■ Work to complete:
Every line of the entries below that includes "JSON" belongs in the answer, copied as written.

■ The input:

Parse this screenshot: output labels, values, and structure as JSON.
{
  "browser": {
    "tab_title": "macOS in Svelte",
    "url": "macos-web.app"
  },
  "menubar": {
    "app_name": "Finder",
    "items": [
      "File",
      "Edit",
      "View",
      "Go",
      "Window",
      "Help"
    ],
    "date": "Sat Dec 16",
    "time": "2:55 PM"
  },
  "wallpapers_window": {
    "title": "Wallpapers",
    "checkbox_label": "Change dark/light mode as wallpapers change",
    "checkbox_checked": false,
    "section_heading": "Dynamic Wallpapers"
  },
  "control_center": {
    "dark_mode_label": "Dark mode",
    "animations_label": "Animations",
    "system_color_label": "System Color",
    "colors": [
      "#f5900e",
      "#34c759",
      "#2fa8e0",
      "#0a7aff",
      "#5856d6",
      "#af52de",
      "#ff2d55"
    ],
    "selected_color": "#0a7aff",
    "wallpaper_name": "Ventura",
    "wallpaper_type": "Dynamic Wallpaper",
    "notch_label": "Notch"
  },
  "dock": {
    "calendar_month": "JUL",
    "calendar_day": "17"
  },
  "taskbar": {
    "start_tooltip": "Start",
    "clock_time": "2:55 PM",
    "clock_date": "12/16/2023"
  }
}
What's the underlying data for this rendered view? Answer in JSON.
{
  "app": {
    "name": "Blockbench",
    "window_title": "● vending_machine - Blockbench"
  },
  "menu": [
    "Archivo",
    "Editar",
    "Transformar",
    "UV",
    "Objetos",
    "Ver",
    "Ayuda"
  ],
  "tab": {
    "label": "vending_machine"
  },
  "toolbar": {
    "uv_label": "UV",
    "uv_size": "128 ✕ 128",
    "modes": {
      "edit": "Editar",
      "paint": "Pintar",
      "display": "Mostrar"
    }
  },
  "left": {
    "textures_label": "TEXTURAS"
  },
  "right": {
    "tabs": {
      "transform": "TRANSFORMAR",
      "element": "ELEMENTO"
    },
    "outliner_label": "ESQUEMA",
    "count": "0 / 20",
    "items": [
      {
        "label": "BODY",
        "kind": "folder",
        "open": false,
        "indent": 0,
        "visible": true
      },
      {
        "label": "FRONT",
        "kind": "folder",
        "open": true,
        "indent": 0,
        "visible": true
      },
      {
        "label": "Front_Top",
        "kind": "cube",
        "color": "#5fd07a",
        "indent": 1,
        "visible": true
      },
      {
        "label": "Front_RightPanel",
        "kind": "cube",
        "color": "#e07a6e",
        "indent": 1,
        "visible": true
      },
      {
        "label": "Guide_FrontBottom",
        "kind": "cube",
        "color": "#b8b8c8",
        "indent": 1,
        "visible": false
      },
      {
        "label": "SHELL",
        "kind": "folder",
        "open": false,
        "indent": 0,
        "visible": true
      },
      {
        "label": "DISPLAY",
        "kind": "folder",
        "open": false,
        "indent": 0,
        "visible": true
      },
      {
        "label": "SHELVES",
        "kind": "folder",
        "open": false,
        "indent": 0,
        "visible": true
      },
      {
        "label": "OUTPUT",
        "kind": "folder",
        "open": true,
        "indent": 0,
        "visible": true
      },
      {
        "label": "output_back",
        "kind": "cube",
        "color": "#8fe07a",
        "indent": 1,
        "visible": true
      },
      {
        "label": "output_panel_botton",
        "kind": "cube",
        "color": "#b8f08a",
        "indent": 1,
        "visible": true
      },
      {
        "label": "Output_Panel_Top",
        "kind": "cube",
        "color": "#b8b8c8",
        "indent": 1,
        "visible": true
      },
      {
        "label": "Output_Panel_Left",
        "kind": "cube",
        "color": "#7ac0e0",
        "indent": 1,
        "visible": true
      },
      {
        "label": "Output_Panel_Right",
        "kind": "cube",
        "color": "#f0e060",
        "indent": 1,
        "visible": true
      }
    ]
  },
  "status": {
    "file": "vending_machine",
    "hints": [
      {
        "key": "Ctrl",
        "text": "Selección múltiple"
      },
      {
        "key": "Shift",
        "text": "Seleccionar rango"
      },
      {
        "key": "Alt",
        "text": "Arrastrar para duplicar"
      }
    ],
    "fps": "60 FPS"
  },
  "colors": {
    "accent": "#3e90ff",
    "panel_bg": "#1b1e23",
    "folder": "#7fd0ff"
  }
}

■ Output below:
Parse this screenshot: output labels, values, and structure as JSON.
What's the underlying data for this rendered view? Answer in JSON.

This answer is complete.